Not only does the NextWave decision bring needed certainty to the law, it also underscores that a comprehensive plan on spectrum management should be a top priority for the 108th Congress.
In November 2002, the Spectrum Policy Task Force released its report on recommendations to effectively manage the electromagnetic radio spectrum. FCC Chairman Michael Powell established the task force to assist the FCC in addressing the key issues in spectrum policy reform. This report represents a significant first step in developing a comprehensive plan to meet the challenges of the ever- increasing demands for spectrum for both commercial and federal uses.
Two key themes in this report will be a driving force in spectrum reform: flexibility and efficiency. Current spectrum policy is antiquated and rigid. Technological innovations and the increasing demand for spectrum far surpass the ability of current FCC spectrum policies to effectively manage this resource. If we are to realize the full benefits of what our evolving telecommunications world has to offer, we must ensure that industry participants have a predictable course in meeting consumer demand for new services. [IMGCAP(1)]
Flexibility provides certainty. If the market participant has the ability to determine the best use of its spectrum, be it a licensed or unlicensed user, it will therefore encourage not only more efficient use of spectrum, but also encourage investment. Furthermore, increased flexibility would also allow for better access for new users. The “Secondary Market” approach provides a unique opportunity for spectrum users, through leasing arrangements or other determined means, to negotiate better use of surplus spectrum. We cannot overstate the need to increase the efficient use of spectrum, which is the ability to move the greatest amount of data and information with the least amount of spectrum. In addition, we need to identify ways to increase capacity by addressing the areas where certain bands of spectrum are either unused or used only during certain times of day.

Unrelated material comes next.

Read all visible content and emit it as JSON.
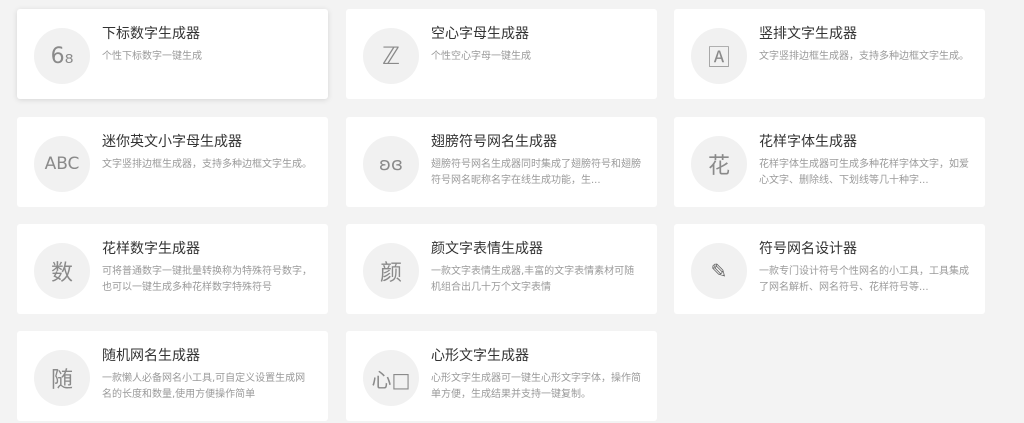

One of the greatest arguments that defines spectrum policy is that of scarcity, and it does not fall short of examples. In addition to wireless, broadcast, commercial satellite and other commercial uses, we also have the federal government, and particularly the Defense Department, which is the largest user of spectrum, demanding additional capacity. Alone, C4ISR (Command, Control, Communication, Computer and Intelligence, Surveillance, and Reconnaissance) the backbone of our military decision-making capability, consumes enormous amounts of bandwidth. Such demands will not decrease, especially in light of the increased reliance of unmanned aerial vehicles and advanced avionics and satellite platforms.
However, we may not have to operate under the scarcity argument for much longer. New technologies that greatly increase the transfer of data are appearing on the scene. For instance, wave division multiplexing is a method for increasing the transmission capacity of fiber optics. This and other technologies are being explored for military avionics applications and surely can apply to industry needs as well.
We are now in the 21st century, and federal policies should reflect that fact. Dynamic changes in the telecommunications industry are transforming the economy and Congress should not be an obstacle to these advances. By developing a comprehensive spectrum management plan, Congress can ease the ties holding back innovation and expansion that produce new services and economic opportunities for the American people.
Rep. Cliff Stearns (R-Fla.) is a member of the Energy and Commerce Committee.